Social skills might not seem very relevant to power dynamic relationships but if you think about it, social skills are about communication and that is vitally relevant to PDRs. Being in a power dynamic relationship often lays down boundaries and protocols that can make the interactions between the parties of a relationship much easier. For many it is the structure and defined paradigm of PDRs that makes it work for them.
However, when social skills extend to the wider community I often see things become a little unstuck for some. For example, in the kink community in the UK it isn’t unusual for people to address each other with first names….something that people venturing into a munch for the first time can be a little surprised by, particularly if they’ve had online experience where we tend to go by nicknames and pseudonyms. Calling someone “Sir” or “Maam” in a munch would generally be seen as inappropriate and might even cause offence.
But it goes deeper than mere semantics. I was at a discussion recently where the topic was “anonymity” and the question was asked whether anonymity was an individual thing – should we expect others to have the same view and needs as us when it comes to privacy and anonymity? It might seem a simple question with a simple answer. “Of course, we’re all individuals and will have our own requirements for privacy”. But if it is so simple then why do I see so many people struggling with it? Everyone’s response to “closeness”, physical contact, sharing of personal details, overt expressions of “like” and “dislike” can be seem in their body language, their facial expressions, their tone of voice and sometimes their words.
Figuring out other people’s boundaries perhaps takes a willingness to be understanding and empathic. A willingness to observe and learn another person’s personal “footprint”.
I have to acknowledge that the way people respond to my interactions with them will be largely about their personal boundaries and experiences. Am I prepared to explore them? Or, am I too consumed by my own responses and needs and experiences to notice theirs?
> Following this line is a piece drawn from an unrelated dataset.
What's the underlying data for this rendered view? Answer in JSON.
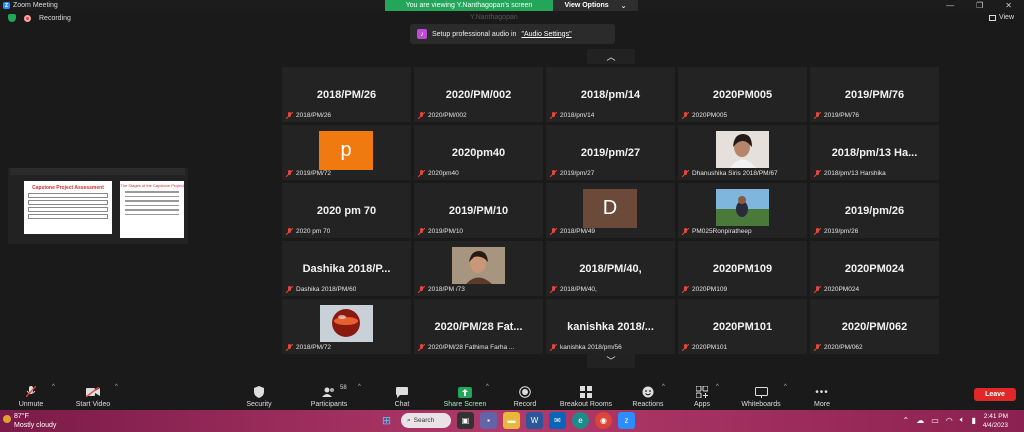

And, even if I am aware of both mine and their responses, needs, etc. how will I respond when they don’t match up?
When I meet someone a few times at a munch or discussion meeting I may welcome their presence, I might enjoy social pleasantries and discussion about general topics. I might even share some of my more personal stuff with them relating to our lifestyle relationship if I feel safe to do so and it appears an appropriate thing to do. We might connect on Fetlife. All good so far.
Then I am asked to connect on Facebook and come around for dinner…….woah there! Now I’ve left my personal comfort zone – suddenly I feel vulnerable because this person wants more of me than I willing to give. How I respond now will be all about my uncomfortableness. Now I don’t want to offend but I don’t want my personal privacy boundary violated either. A dilemma that increases the uncomfortableness. My response will be polite but will also be a retreat. Now I don’t feel comfortable around this person anymore so I withdraw….put a boundary in place that wasn’t there before.
What does the other person see? And how do they respond? They thought we were getting on great and for them it was giving them a closeness they needed. For them, connecting on Facebook was something that wasn’t so private and an invitation to dinner was their expression of wanting to get closer to me. But suddenly wait…I’ve backed off, my responses might appear cold, perhaps disapproving of them……perhaps, I don’t appear to like them.
In that moment we’ve learned that our privacy and intimacy boundaries don’t match for this type of relationship. How do we proceed from here?
If we are both willing to respect each others’ boundaries and accept that it is OK for us to have different boundaries and it is OK that we don’t quite match….then maybe we can continue to have a mutually beneficial relationship on the terms we’ve both set down BUT if we respond to our own insecurities, if we don’t acknowledge each other’s’ boundaries, if we put our own needs above those of the other …….then it is likely our future relationship will not be positive.
“She is too in my face”, “She doesn’t respect boundaries” or “She was really friendly and then she wasn’t….she isn’t an honest person”, “She has rejected me and it hurts and now I feel anger towards her”.
It is through my own self-awareness that I have been able to understand social interactions in a more productive and positive way. All too easy to think that my responses are BECAUSE of the other person…..but actually MY responses are because of MY experiences, my feelings, my thoughts. My responses to the people around me are mine. Your responses are yours. Will we recognise them? Will we acknowledge them? How will we dance this dance of social interaction?